▸ **What this task involves**
The response should consist of every record, reproduced exactly.

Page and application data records
+ + + + + + +
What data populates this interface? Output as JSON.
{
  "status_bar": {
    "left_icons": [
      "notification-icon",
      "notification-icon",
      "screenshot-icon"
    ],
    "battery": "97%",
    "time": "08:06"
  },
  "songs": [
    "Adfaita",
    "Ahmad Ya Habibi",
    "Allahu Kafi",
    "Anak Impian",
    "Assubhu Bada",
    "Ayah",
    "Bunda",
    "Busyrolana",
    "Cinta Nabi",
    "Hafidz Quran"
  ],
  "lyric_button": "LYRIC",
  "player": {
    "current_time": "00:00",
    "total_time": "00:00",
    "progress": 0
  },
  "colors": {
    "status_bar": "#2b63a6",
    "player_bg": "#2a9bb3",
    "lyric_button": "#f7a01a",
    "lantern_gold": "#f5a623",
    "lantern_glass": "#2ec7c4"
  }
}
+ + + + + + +
▸ **Exercise response**
What data populates this interface? Output as JSON.
{
  "status_bar": {
    "left_icons": [
      "notification-icon",
      "notification-icon",
      "screenshot-icon"
    ],
    "battery": "97%",
    "time": "08:06"
  },
  "songs": [
    "Adfaita",
    "Ahmad Ya Habibi",
    "Allahu Kafi",
    "Anak Impian",
    "Assubhu Bada",
    "Ayah",
    "Bunda",
    "Busyrolana",
    "Cinta Nabi",
    "Hafidz Quran"
  ],
  "lyric_button": "LYRIC",
  "player": {
    "current_time": "00:00",
    "total_time": "00:00",
    "progress": 0
  },
  "colors": {
    "status_bar": "#2b63a6",
    "player_bg": "#2a9bb3",
    "lyric_button": "#f7a01a",
    "lantern_gold": "#f5a623",
    "lantern_glass": "#2ec7c4"
  }
}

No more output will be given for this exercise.